Town Hall’s front door stands ajar, and its wooden floorboards show mildew. For reasons that are unclear, a female mannequin lay on the floor inside.
Mayor Stephen Potter, temporarily housed in a camper van with his mother, paused to count the people still living in town.
“Thirteen ... 14 ... 15 ... 16 ...,” he said. “Between 16 and 20 on the lower side.”
As the latest and most symbolic blow, Seven Springs announced last week that it will cancel Old Timey Days, a springtime festival that regularly brought 1,000 people to a riverside community of roughly 110. With storefronts still torn apart on Main Street, and both of its restaurants closed, the town is not fit for a celebration.
But what is left of Seven Springs shows a stubborn desire to live on. Potter is raising his house another 8 feet off the ground. Farther down Main Street, town Commissioner Ronda Hughes wants to reopen her store and kayak rental business as early as this spring, and maybe build a campground on the sand Matthew dumped along the shore.
Not long ago, Hughes’ 7-year-old son Jaiden sat on the back porch playing music on his cellphone for the fishermen lined up at the boat landing. He held up a handmade sign reading “Need money to lift my house up.” He collected $3.
“I think we’ll do OK,” said Ronda Hughes. “You’ve got river mud in you or you don’t.”
Sitting about 20 miles southeast of Goldsboro, Seven Springs can boast a history of endurance.
The English explorer John Lawson found settlers trading there as early as 1710, when the state’s interior was wild and home to the Tuscarora.
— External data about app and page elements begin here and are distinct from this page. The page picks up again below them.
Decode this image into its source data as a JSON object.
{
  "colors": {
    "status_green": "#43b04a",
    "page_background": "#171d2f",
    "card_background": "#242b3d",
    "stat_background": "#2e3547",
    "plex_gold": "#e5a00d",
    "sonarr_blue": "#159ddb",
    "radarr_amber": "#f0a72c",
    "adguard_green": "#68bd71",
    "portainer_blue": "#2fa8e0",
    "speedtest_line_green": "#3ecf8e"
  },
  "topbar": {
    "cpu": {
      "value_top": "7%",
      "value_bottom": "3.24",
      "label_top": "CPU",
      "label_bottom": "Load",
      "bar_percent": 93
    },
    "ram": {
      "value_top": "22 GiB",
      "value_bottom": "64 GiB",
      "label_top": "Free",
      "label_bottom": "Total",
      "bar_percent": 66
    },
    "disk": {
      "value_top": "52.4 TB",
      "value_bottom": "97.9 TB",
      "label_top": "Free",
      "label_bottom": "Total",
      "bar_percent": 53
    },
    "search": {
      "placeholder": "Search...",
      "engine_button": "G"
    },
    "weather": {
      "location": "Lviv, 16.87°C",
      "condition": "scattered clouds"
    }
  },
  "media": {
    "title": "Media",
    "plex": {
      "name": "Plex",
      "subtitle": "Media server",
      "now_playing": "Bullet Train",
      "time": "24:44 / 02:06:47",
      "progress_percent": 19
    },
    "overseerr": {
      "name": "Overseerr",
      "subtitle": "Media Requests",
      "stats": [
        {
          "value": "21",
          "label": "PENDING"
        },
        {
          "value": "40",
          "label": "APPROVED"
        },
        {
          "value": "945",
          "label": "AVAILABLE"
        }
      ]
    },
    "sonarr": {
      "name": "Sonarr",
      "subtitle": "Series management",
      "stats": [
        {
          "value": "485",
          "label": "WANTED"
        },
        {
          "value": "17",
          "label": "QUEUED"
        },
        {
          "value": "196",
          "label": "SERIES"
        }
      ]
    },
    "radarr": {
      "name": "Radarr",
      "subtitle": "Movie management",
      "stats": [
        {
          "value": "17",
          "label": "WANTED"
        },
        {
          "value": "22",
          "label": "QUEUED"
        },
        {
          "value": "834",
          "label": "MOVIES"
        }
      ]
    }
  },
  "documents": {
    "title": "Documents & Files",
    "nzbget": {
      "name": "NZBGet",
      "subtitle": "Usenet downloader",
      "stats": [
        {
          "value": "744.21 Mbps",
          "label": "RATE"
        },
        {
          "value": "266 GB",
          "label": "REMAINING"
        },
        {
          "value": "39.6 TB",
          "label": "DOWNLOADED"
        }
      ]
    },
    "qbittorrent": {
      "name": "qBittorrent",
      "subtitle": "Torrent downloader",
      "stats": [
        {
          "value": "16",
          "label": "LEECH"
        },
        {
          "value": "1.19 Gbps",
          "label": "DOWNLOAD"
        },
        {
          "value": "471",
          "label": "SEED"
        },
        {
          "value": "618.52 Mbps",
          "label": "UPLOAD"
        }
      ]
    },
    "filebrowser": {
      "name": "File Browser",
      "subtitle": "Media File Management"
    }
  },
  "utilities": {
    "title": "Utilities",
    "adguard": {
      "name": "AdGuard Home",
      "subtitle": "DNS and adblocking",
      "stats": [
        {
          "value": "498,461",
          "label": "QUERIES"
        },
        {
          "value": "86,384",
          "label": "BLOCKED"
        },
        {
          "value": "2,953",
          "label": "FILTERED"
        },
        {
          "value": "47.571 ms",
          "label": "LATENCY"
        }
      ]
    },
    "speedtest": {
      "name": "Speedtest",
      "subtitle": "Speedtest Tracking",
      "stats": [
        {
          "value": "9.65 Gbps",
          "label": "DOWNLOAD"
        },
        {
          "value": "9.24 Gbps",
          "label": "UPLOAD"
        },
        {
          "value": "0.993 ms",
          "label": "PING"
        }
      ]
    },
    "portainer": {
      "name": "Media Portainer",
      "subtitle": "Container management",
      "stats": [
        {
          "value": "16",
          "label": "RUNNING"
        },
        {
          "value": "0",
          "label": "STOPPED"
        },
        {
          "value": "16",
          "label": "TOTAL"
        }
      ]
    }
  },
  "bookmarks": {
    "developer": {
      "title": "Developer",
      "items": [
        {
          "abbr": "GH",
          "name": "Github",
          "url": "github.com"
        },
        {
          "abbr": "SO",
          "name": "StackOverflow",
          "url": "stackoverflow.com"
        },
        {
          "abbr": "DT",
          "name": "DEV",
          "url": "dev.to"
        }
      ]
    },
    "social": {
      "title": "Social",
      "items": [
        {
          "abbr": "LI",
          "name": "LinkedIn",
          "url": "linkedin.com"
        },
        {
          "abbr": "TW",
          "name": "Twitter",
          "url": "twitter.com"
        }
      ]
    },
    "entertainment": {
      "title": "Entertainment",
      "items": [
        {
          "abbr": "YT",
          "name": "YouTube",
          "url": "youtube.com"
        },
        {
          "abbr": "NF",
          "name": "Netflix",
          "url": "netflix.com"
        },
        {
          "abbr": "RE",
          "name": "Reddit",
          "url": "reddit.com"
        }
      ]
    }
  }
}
Union artillery flattened the town, then known as Whitehall, in 1862. Fire swept through 60 years later. Floyd flooded all but four houses in 1999 and sent an estimated half the population scattering.
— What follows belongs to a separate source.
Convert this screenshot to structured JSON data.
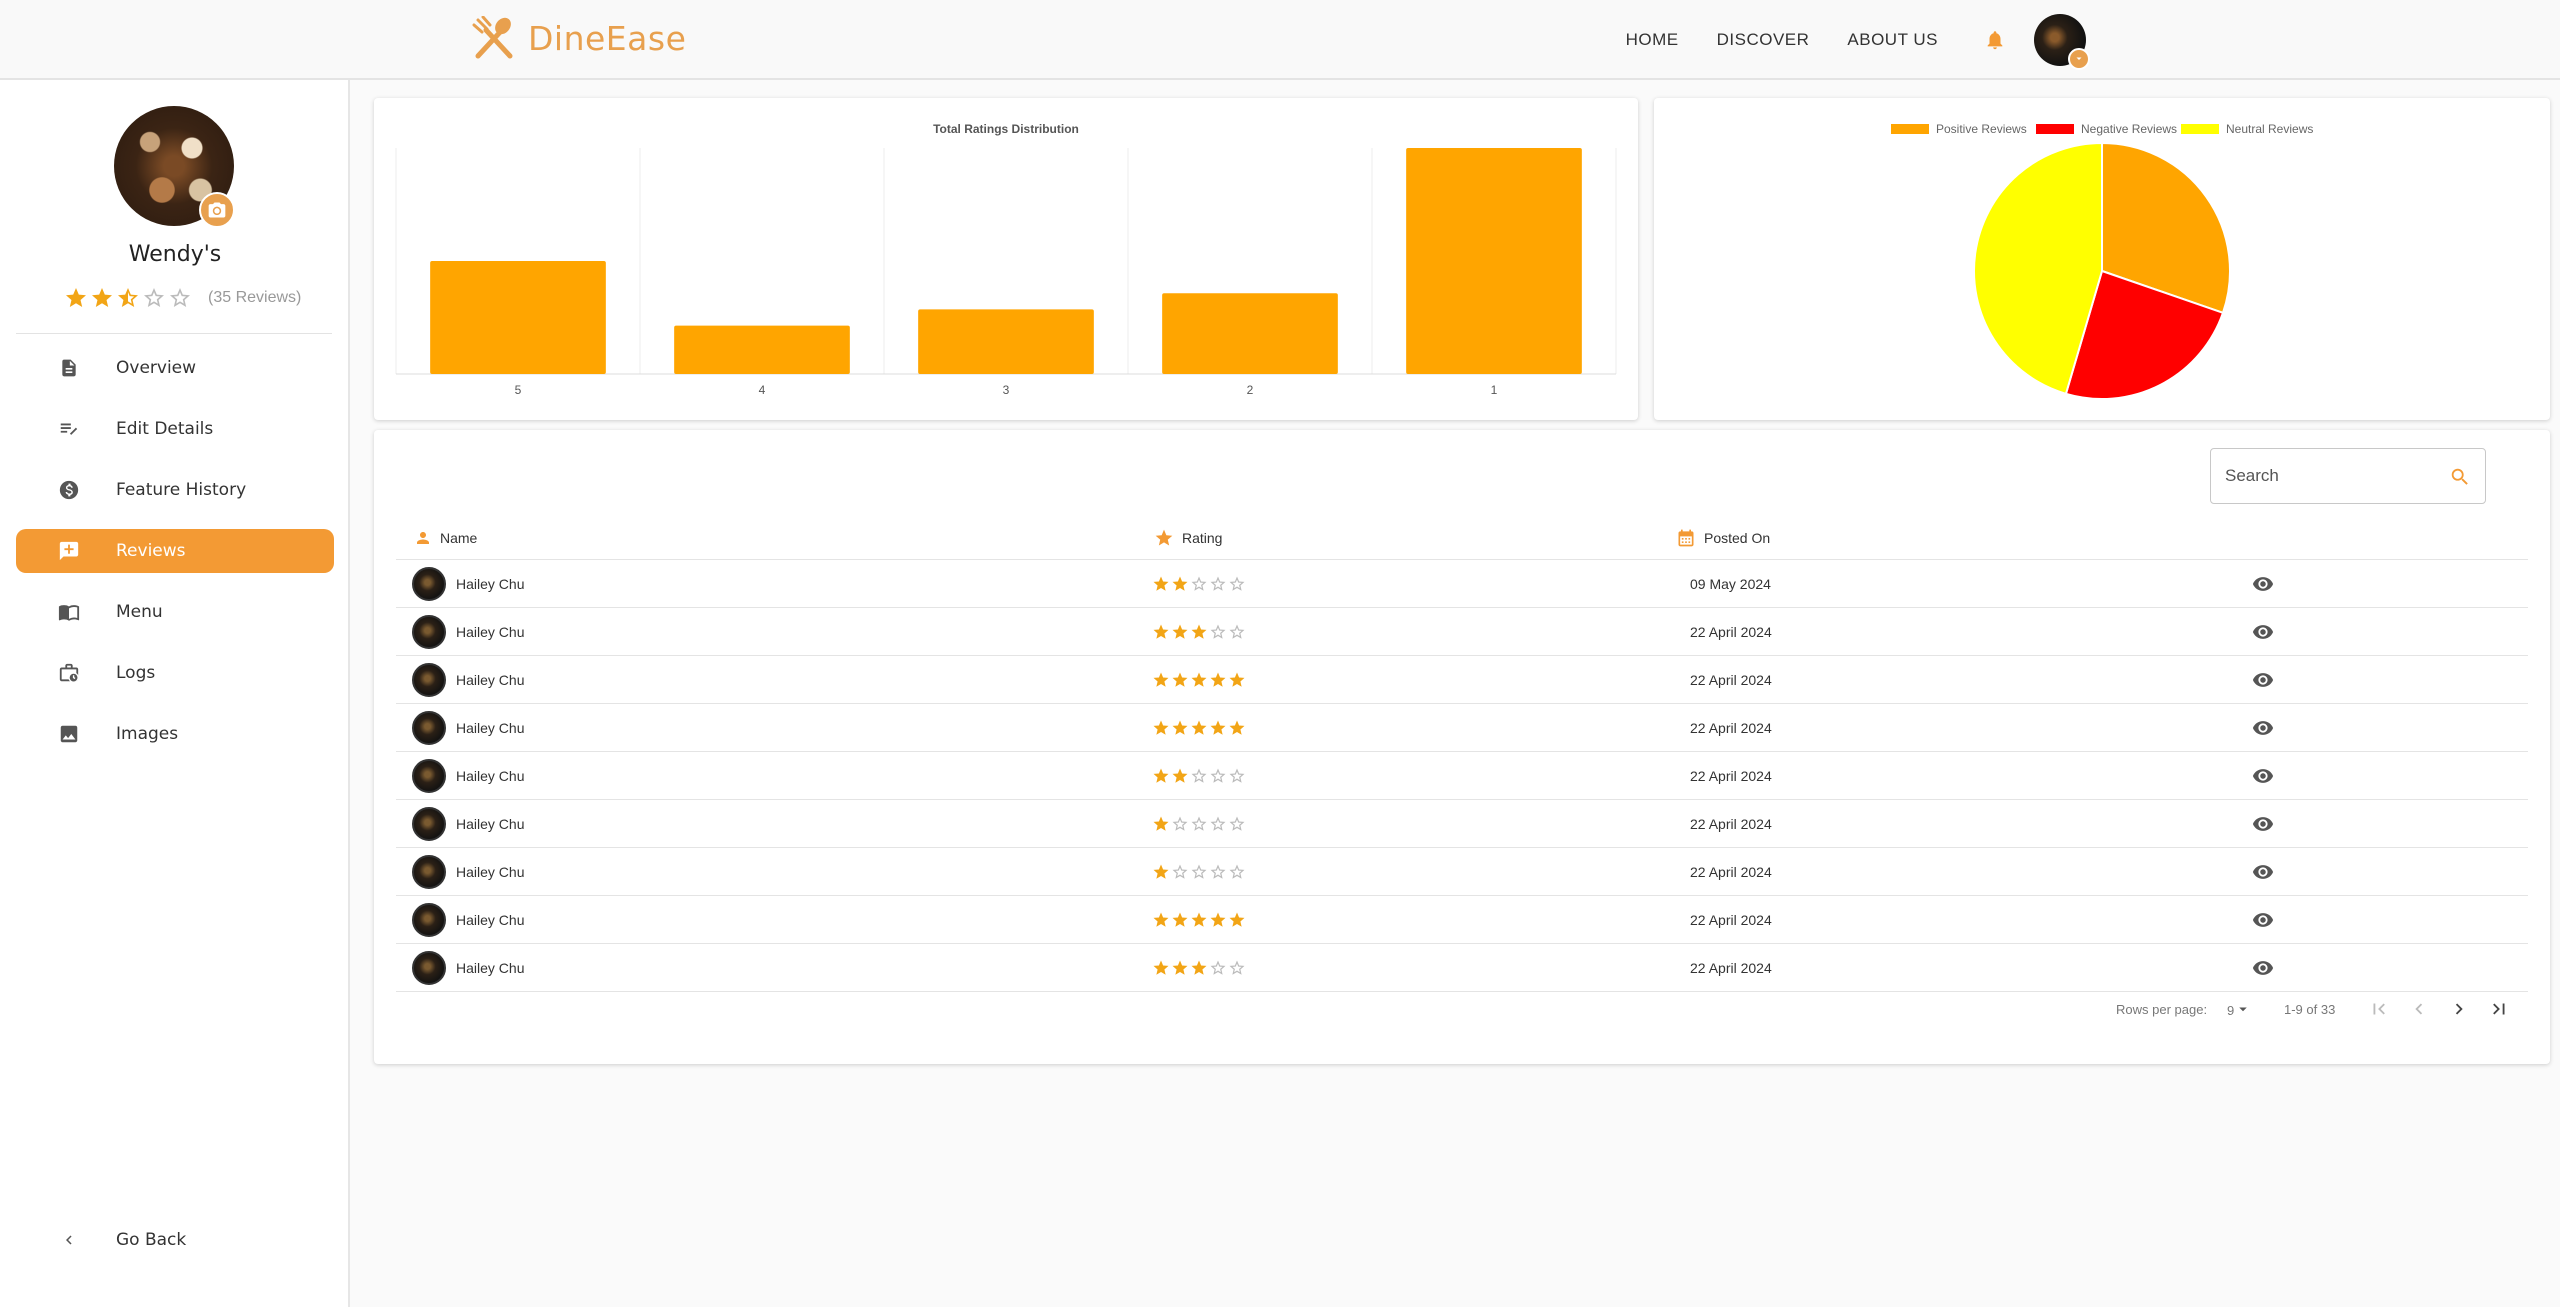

By the time Matthew hit, Potter said, many of the last hurricane’s survivors had died or moved on. Much of what remained for the latest flood to take was rental housing, and the desire to rebuild isn’t as strong.
Few of the owners had flood insurance. Houses with more than 50 percent damage need to be raised before they can rebuild. FEMA can help, but rental housing falls further down its list of priorities.
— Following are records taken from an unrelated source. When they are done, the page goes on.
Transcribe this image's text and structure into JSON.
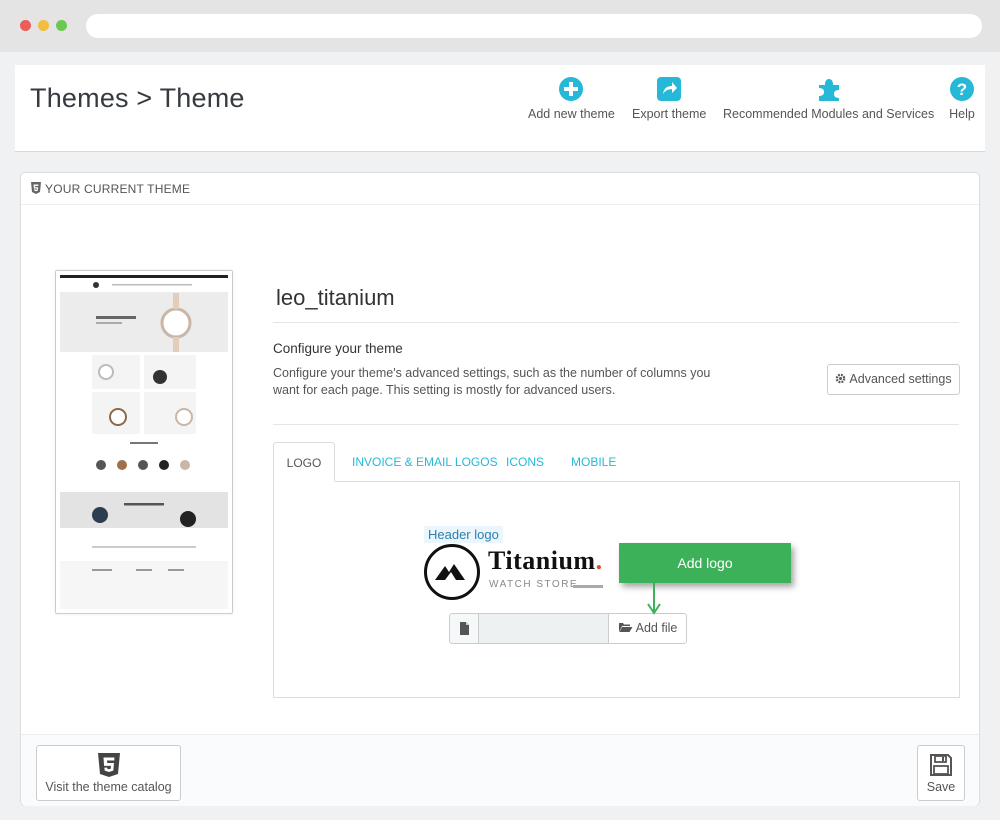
{
  "header": {
    "title": "Themes > Theme",
    "toolbar": [
      {
        "label": "Add new theme",
        "icon": "plus-circle-icon"
      },
      {
        "label": "Export theme",
        "icon": "export-icon"
      },
      {
        "label": "Recommended Modules and Services",
        "icon": "puzzle-icon"
      },
      {
        "label": "Help",
        "icon": "help-icon"
      }
    ]
  },
  "panel": {
    "heading": "YOUR CURRENT THEME",
    "theme_name": "leo_titanium",
    "configure_title": "Configure your theme",
    "configure_desc": "Configure your theme's advanced settings, such as the number of columns you want for each page. This setting is mostly for advanced users.",
    "advanced_settings_label": "Advanced settings"
  },
  "tabs": [
    {
      "label": "LOGO",
      "active": true
    },
    {
      "label": "INVOICE & EMAIL LOGOS",
      "active": false
    },
    {
      "label": "ICONS",
      "active": false
    },
    {
      "label": "MOBILE",
      "active": false
    }
  ],
  "logo_tab": {
    "header_logo_label": "Header logo",
    "logo_word": "Titanium",
    "logo_dot": ".",
    "logo_sub": "WATCH STORE",
    "file_value": "",
    "add_file_label": "Add file",
    "callout": "Add logo"
  },
  "footer": {
    "catalog_label": "Visit the theme catalog",
    "save_label": "Save"
  },
  "colors": {
    "accent": "#25b9d7",
    "callout": "#3cb15a",
    "logo_dot": "#e04b3a"
  }
}
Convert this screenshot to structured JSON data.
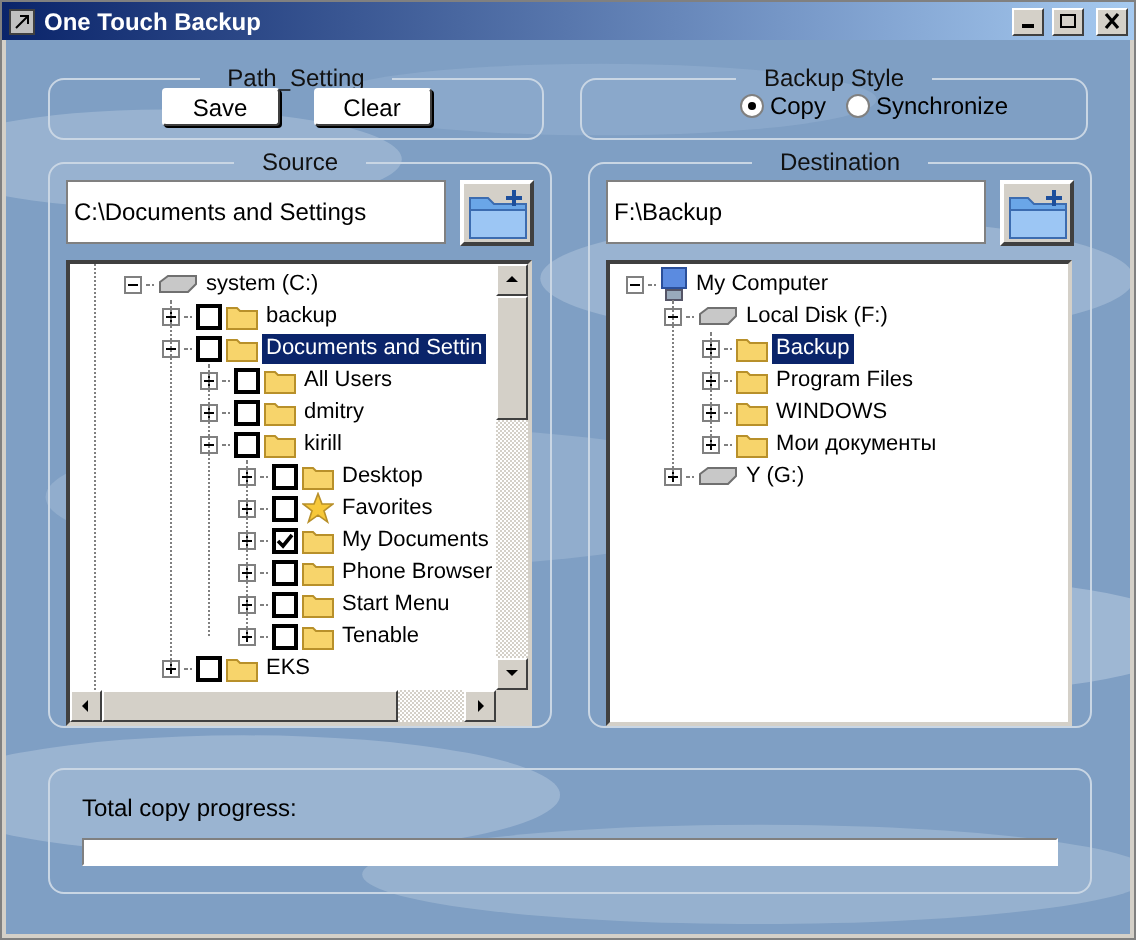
{
  "window": {
    "title": "One Touch Backup"
  },
  "path_setting": {
    "title": "Path_Setting",
    "buttons": [
      "Save",
      "Clear"
    ]
  },
  "backup_style": {
    "title": "Backup Style",
    "options": [
      {
        "label": "Copy",
        "selected": true
      },
      {
        "label": "Synchronize",
        "selected": false
      }
    ]
  },
  "source": {
    "title": "Source",
    "path": "C:\\Documents and Settings",
    "tree": [
      {
        "label": "system (C:)",
        "kind": "drive",
        "expanded": true,
        "selected": false,
        "children": [
          {
            "label": "backup",
            "kind": "folder",
            "checked": false,
            "expanded": false,
            "selected": false
          },
          {
            "label": "Documents and Settin",
            "kind": "folder",
            "checked": false,
            "expanded": true,
            "selected": true,
            "children": [
              {
                "label": "All Users",
                "kind": "folder",
                "checked": false,
                "expanded": false,
                "selected": false
              },
              {
                "label": "dmitry",
                "kind": "folder",
                "checked": false,
                "expanded": false,
                "selected": false
              },
              {
                "label": "kirill",
                "kind": "folder",
                "checked": false,
                "expanded": true,
                "selected": false,
                "children": [
                  {
                    "label": "Desktop",
                    "kind": "folder",
                    "checked": false,
                    "expanded": false,
                    "selected": false
                  },
                  {
                    "label": "Favorites",
                    "kind": "favorites",
                    "checked": false,
                    "expanded": false,
                    "selected": false
                  },
                  {
                    "label": "My Documents",
                    "kind": "folder",
                    "checked": true,
                    "expanded": false,
                    "selected": false
                  },
                  {
                    "label": "Phone Browser",
                    "kind": "folder",
                    "checked": false,
                    "expanded": false,
                    "selected": false
                  },
                  {
                    "label": "Start Menu",
                    "kind": "folder",
                    "checked": false,
                    "expanded": false,
                    "selected": false
                  },
                  {
                    "label": "Tenable",
                    "kind": "folder",
                    "checked": false,
                    "expanded": false,
                    "selected": false
                  }
                ]
              }
            ]
          },
          {
            "label": "EKS",
            "kind": "folder",
            "checked": false,
            "expanded": false,
            "selected": false
          }
        ]
      }
    ]
  },
  "destination": {
    "title": "Destination",
    "path": "F:\\Backup",
    "tree": [
      {
        "label": "My Computer",
        "kind": "computer",
        "expanded": true,
        "selected": false,
        "children": [
          {
            "label": "Local Disk (F:)",
            "kind": "drive",
            "expanded": true,
            "selected": false,
            "children": [
              {
                "label": "Backup",
                "kind": "folder",
                "expanded": false,
                "selected": true
              },
              {
                "label": "Program Files",
                "kind": "folder",
                "expanded": false,
                "selected": false
              },
              {
                "label": "WINDOWS",
                "kind": "folder",
                "expanded": false,
                "selected": false
              },
              {
                "label": "Мои документы",
                "kind": "folder",
                "expanded": false,
                "selected": false
              }
            ]
          },
          {
            "label": "Y (G:)",
            "kind": "drive",
            "expanded": false,
            "selected": false
          }
        ]
      }
    ]
  },
  "progress": {
    "label": "Total copy progress:",
    "level": 0
  }
}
“My opinion is,” said Potter, “that I don’t believe we’re going to be a residential community anymore.”
Seven Springs lies along the river just downstream of Cliffs of the Neuse State Park and is a convenient take-out point for canoes and kayaks. Potter believes the town’s future lies in recreation through campgrounds and trails. With Confederate graves left behind from the 1862 battle, and new interest in the recovered CSS Neuse, the gunboat constructed in Seven Springs and now on display 20 miles away in Kinston, history might act as an added lure.
Down the street from Potter, workers are putting a new coat of paint on Mae’s Restaurant, which will reopen. “Everybody’s been trying to drive that wooden stake through our heart,” he said. “We’re not done yet.”
With time and hard work, Seven Springs might turn its river from a menace to a friend.